SUNDAY: Sunday started with a Latin mass at St. Dionysus Church near the Parliament building. I then traveled to the Ancient Agora, the Roman Agora (built by the Romans when they conquered Greece), the Temple of the Winds (used by the Romans to tell time), and the Temple of Hephaestus (the best preserved ancient Greek temple). Sunday ended up with more cooking, this time pasta, beef, and rice…I love having my own kitchen!
MONDAY: ACROPOLIS…all day long. I am ashamed to say that I have not ventured to the Acropolis until this Monday. I guess I was waiting for the right time, but I made up for it today by going both in the early morning, and in the evening for the sunset. Having awaited this moment for the majority of my life, I was in Harry heaven, and actually walking in its presence surpassed all expectations. I think my favorite part is that I can so easily access it anytime I want to, it is only a 20 minute walk from my apartment! When you actually stand in front of the Parthenon, such a feeling of awe and humility sweep over you. The acropolis, to me at least, symbolizes the birth of democracy and the beacon of light in the ancient world whose light still burns today. Why does it still burn? It still burns because all present day buildings of importance, whether governmental or academic, are replicated from the architecture that sits on top of this Acropolis. It still burns because of the pride of its Greek people and hundreds of visitors every day. But most importantly, it burns because the small hope and experiment of democracy, started in this ancient city, has surpassed the test of time and has not yet been abandoned. The small hope of freedom and equality that the Athenians dreamed of seems to have beaten all odds, and has now made its everlasting mark on the entire world.
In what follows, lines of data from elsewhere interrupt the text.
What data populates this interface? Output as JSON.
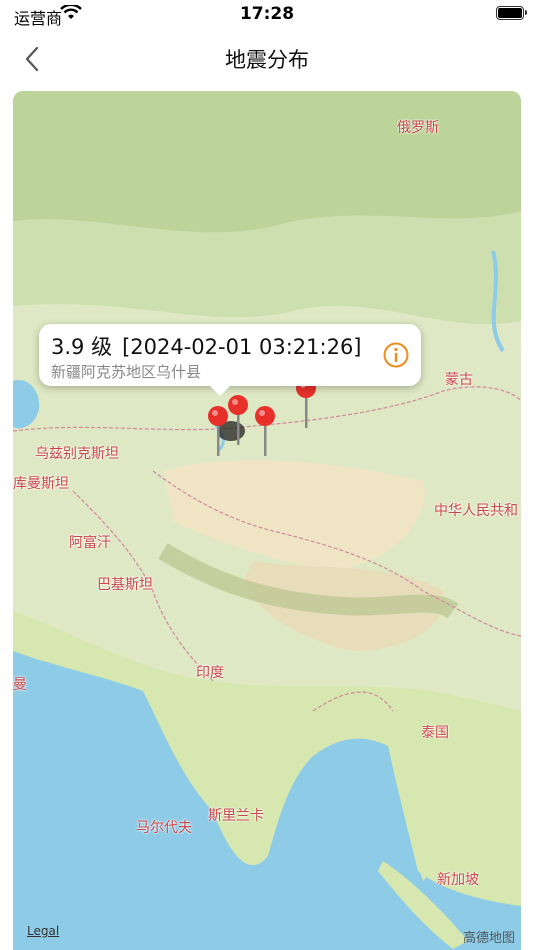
{
  "status_bar": {
    "carrier": "运营商",
    "time": "17:28"
  },
  "nav": {
    "title": "地震分布"
  },
  "map": {
    "labels": {
      "russia": "俄罗斯",
      "mongolia": "蒙古",
      "uzbekistan": "乌兹别克斯坦",
      "turkmenistan": "库曼斯坦",
      "china": "中华人民共和",
      "afghanistan": "阿富汗",
      "pakistan": "巴基斯坦",
      "india": "印度",
      "thailand": "泰国",
      "srilanka": "斯里兰卡",
      "maldives": "马尔代夫",
      "singapore": "新加坡",
      "left_edge": "曼"
    },
    "legal": "Legal",
    "brand": "高德地图"
  },
  "callout": {
    "magnitude": "3.9 级",
    "time": "[2024-02-01 03:21:26]",
    "location": "新疆阿克苏地区乌什县"
  },
  "colors": {
    "pin": "#e8302b",
    "label": "#c9484c",
    "accent": "#f08c1a"
  }
}
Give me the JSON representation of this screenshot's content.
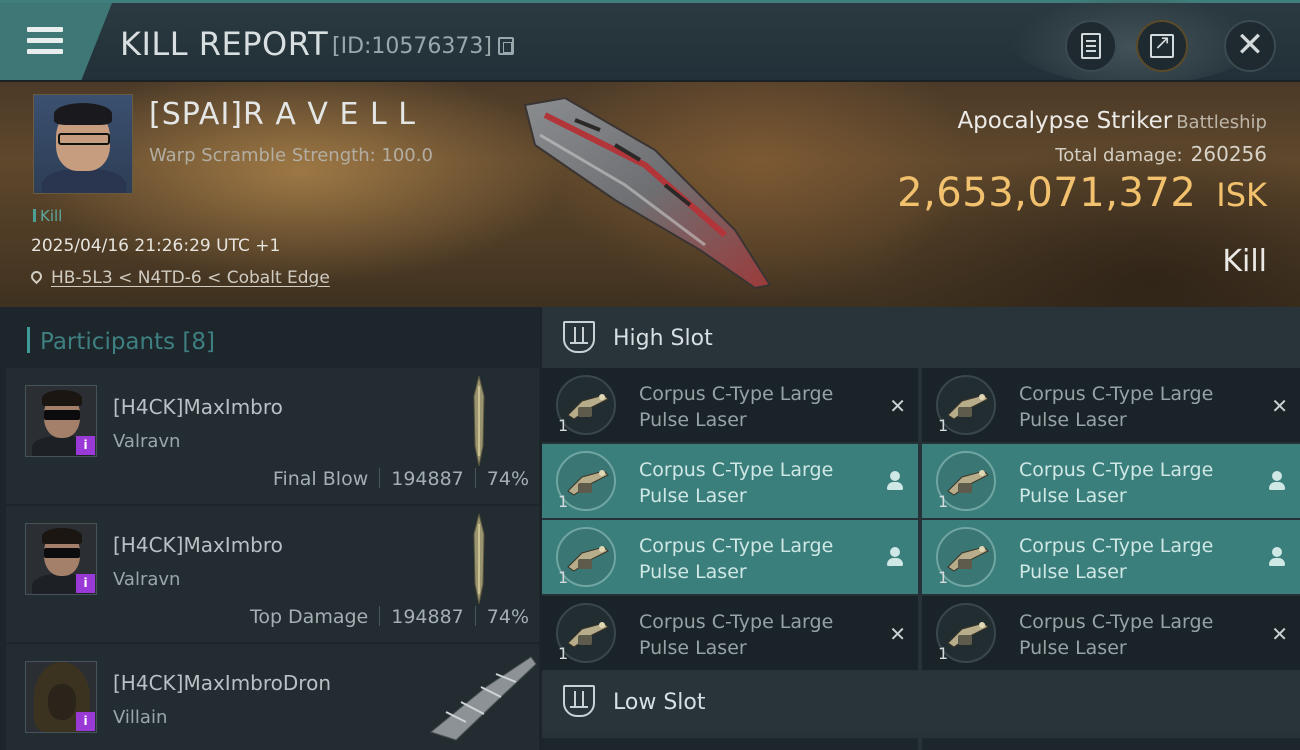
{
  "header": {
    "title": "KILL REPORT",
    "report_id": "[ID:10576373]",
    "icons": [
      "menu-icon",
      "copy-icon",
      "document-icon",
      "share-icon",
      "close-icon"
    ]
  },
  "victim": {
    "name": "[SPAI]R A V E L L",
    "warp_scramble": "Warp Scramble Strength: 100.0",
    "tag": "Kill",
    "timestamp": "2025/04/16 21:26:29 UTC +1",
    "location": "HB-5L3 < N4TD-6 < Cobalt Edge",
    "ship_name": "Apocalypse Striker",
    "ship_class": "Battleship",
    "total_damage_label": "Total damage:",
    "total_damage": "260256",
    "isk_value": "2,653,071,372",
    "isk_unit": "ISK",
    "result": "Kill"
  },
  "participants": {
    "header": "Participants [8]",
    "rows": [
      {
        "name": "[H4CK]MaxImbro",
        "ship": "Valravn",
        "role": "Final Blow",
        "damage": "194887",
        "percent": "74%",
        "badge": "i"
      },
      {
        "name": "[H4CK]MaxImbro",
        "ship": "Valravn",
        "role": "Top Damage",
        "damage": "194887",
        "percent": "74%",
        "badge": "i"
      },
      {
        "name": "[H4CK]MaxImbroDron",
        "ship": "Villain",
        "badge": "i"
      }
    ]
  },
  "modules": {
    "high_slot_title": "High Slot",
    "low_slot_title": "Low Slot",
    "high_slot": [
      {
        "name": "Corpus C-Type Large Pulse Laser",
        "qty": "1",
        "state": "destroyed",
        "mark": "✕"
      },
      {
        "name": "Corpus C-Type Large Pulse Laser",
        "qty": "1",
        "state": "destroyed",
        "mark": "✕"
      },
      {
        "name": "Corpus C-Type Large Pulse Laser",
        "qty": "1",
        "state": "dropped"
      },
      {
        "name": "Corpus C-Type Large Pulse Laser",
        "qty": "1",
        "state": "dropped"
      },
      {
        "name": "Corpus C-Type Large Pulse Laser",
        "qty": "1",
        "state": "dropped"
      },
      {
        "name": "Corpus C-Type Large Pulse Laser",
        "qty": "1",
        "state": "dropped"
      },
      {
        "name": "Corpus C-Type Large Pulse Laser",
        "qty": "1",
        "state": "destroyed",
        "mark": "✕"
      },
      {
        "name": "Corpus C-Type Large Pulse Laser",
        "qty": "1",
        "state": "destroyed",
        "mark": "✕"
      }
    ]
  },
  "colors": {
    "accent_teal": "#3e7f7d",
    "isk_gold": "#f2c16d",
    "dropped_row": "#3b7f7c",
    "badge_purple": "#9a3ad6"
  }
}
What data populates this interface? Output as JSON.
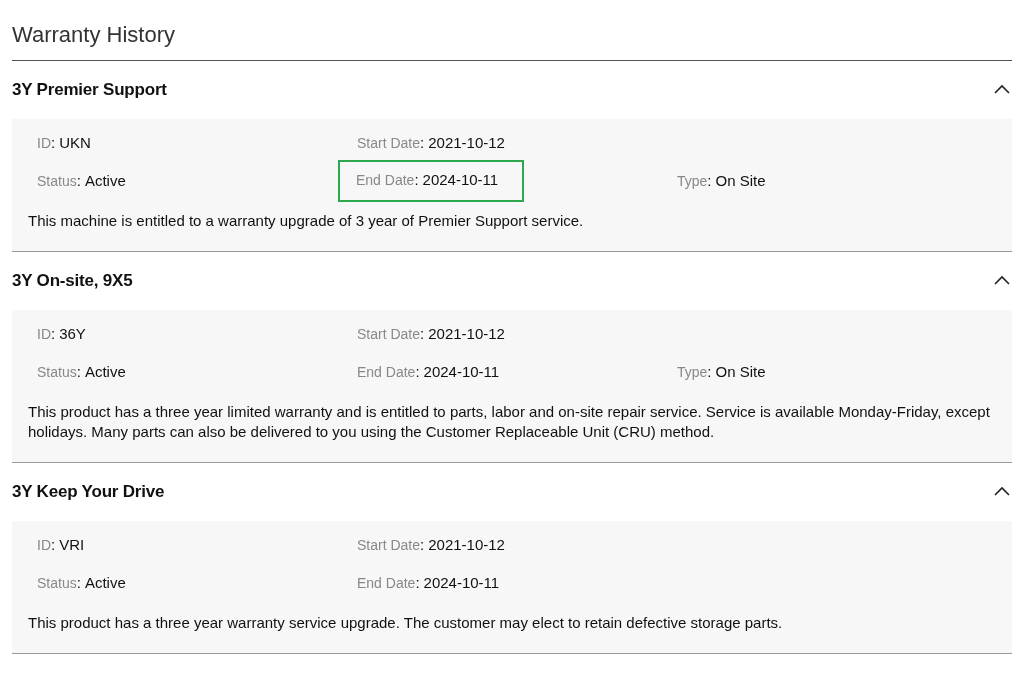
{
  "page": {
    "title": "Warranty History"
  },
  "warranties": [
    {
      "name": "3Y Premier Support",
      "expanded": true,
      "rows": [
        [
          {
            "label": "ID",
            "separator": ":",
            "value": "UKN",
            "highlighted": false
          },
          {
            "label": "Start Date",
            "separator": ":",
            "value": "2021-10-12",
            "highlighted": false
          }
        ],
        [
          {
            "label": "Status",
            "separator": ":",
            "value": "Active",
            "highlighted": false
          },
          {
            "label": "End Date",
            "separator": ":",
            "value": "2024-10-11",
            "highlighted": true
          },
          {
            "label": "Type",
            "separator": ":",
            "value": "On Site",
            "highlighted": false
          }
        ]
      ],
      "description": "This machine is entitled to a warranty upgrade of 3 year of Premier Support service."
    },
    {
      "name": "3Y On-site, 9X5",
      "expanded": true,
      "rows": [
        [
          {
            "label": "ID",
            "separator": ":",
            "value": "36Y",
            "highlighted": false
          },
          {
            "label": "Start Date",
            "separator": ":",
            "value": "2021-10-12",
            "highlighted": false
          }
        ],
        [
          {
            "label": "Status",
            "separator": ":",
            "value": "Active",
            "highlighted": false
          },
          {
            "label": "End Date",
            "separator": ":",
            "value": "2024-10-11",
            "highlighted": false
          },
          {
            "label": "Type",
            "separator": ":",
            "value": "On Site",
            "highlighted": false
          }
        ]
      ],
      "description": "This product has a three year limited warranty and is entitled to parts, labor and on-site repair service. Service is available Monday-Friday, except holidays. Many parts can also be delivered to you using the Customer Replaceable Unit (CRU) method."
    },
    {
      "name": "3Y Keep Your Drive",
      "expanded": true,
      "rows": [
        [
          {
            "label": "ID",
            "separator": ":",
            "value": "VRI",
            "highlighted": false
          },
          {
            "label": "Start Date",
            "separator": ":",
            "value": "2021-10-12",
            "highlighted": false
          }
        ],
        [
          {
            "label": "Status",
            "separator": ":",
            "value": "Active",
            "highlighted": false
          },
          {
            "label": "End Date",
            "separator": ":",
            "value": "2024-10-11",
            "highlighted": false
          }
        ]
      ],
      "description": "This product has a three year warranty service upgrade. The customer may elect to retain defective storage parts."
    }
  ]
}
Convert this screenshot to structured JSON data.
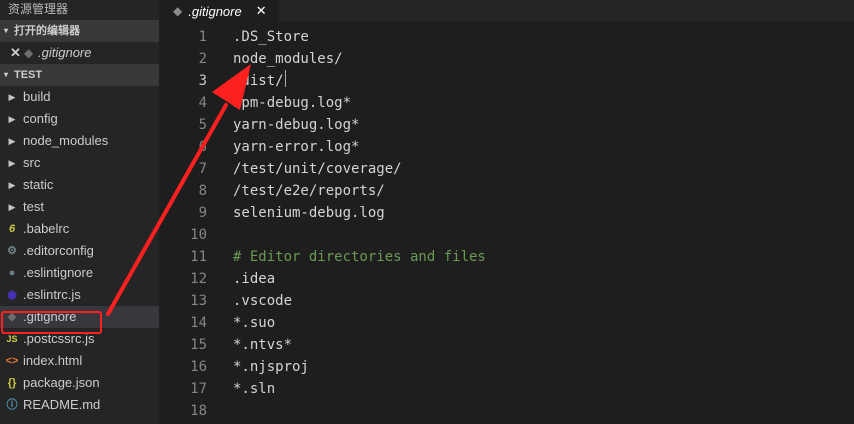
{
  "sidebar": {
    "title": "资源管理器",
    "open_editors": {
      "label": "打开的编辑器",
      "items": [
        {
          "label": ".gitignore"
        }
      ]
    },
    "project": {
      "label": "TEST"
    },
    "folders": [
      {
        "label": "build"
      },
      {
        "label": "config"
      },
      {
        "label": "node_modules"
      },
      {
        "label": "src"
      },
      {
        "label": "static"
      },
      {
        "label": "test"
      }
    ],
    "files": [
      {
        "label": ".babelrc",
        "icon": "babel-icon",
        "glyph": "6"
      },
      {
        "label": ".editorconfig",
        "icon": "gear-icon",
        "glyph": "⚙"
      },
      {
        "label": ".eslintignore",
        "icon": "eslint-ignore-icon",
        "glyph": "●"
      },
      {
        "label": ".eslintrc.js",
        "icon": "eslint-icon",
        "glyph": "◉"
      },
      {
        "label": ".gitignore",
        "icon": "git-icon",
        "glyph": "◆"
      },
      {
        "label": ".postcssrc.js",
        "icon": "js-icon",
        "glyph": "JS"
      },
      {
        "label": "index.html",
        "icon": "html-icon",
        "glyph": "<>"
      },
      {
        "label": "package.json",
        "icon": "json-icon",
        "glyph": "{}"
      },
      {
        "label": "README.md",
        "icon": "info-icon",
        "glyph": "ⓘ"
      }
    ]
  },
  "tab": {
    "label": ".gitignore",
    "close": "✕"
  },
  "editor": {
    "current_line": 3,
    "lines": [
      {
        "n": "1",
        "text": ".DS_Store"
      },
      {
        "n": "2",
        "text": "node_modules/"
      },
      {
        "n": "3",
        "text": "/dist/"
      },
      {
        "n": "4",
        "text": "npm-debug.log*"
      },
      {
        "n": "5",
        "text": "yarn-debug.log*"
      },
      {
        "n": "6",
        "text": "yarn-error.log*"
      },
      {
        "n": "7",
        "text": "/test/unit/coverage/"
      },
      {
        "n": "8",
        "text": "/test/e2e/reports/"
      },
      {
        "n": "9",
        "text": "selenium-debug.log"
      },
      {
        "n": "10",
        "text": ""
      },
      {
        "n": "11",
        "text": "# Editor directories and files",
        "comment": true
      },
      {
        "n": "12",
        "text": ".idea"
      },
      {
        "n": "13",
        "text": ".vscode"
      },
      {
        "n": "14",
        "text": "*.suo"
      },
      {
        "n": "15",
        "text": "*.ntvs*"
      },
      {
        "n": "16",
        "text": "*.njsproj"
      },
      {
        "n": "17",
        "text": "*.sln"
      },
      {
        "n": "18",
        "text": ""
      }
    ]
  },
  "annotation": {
    "color": "#ff2020"
  }
}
This is why I love living in Athens, and I feel so blessed to be here.
Harry Crimi '15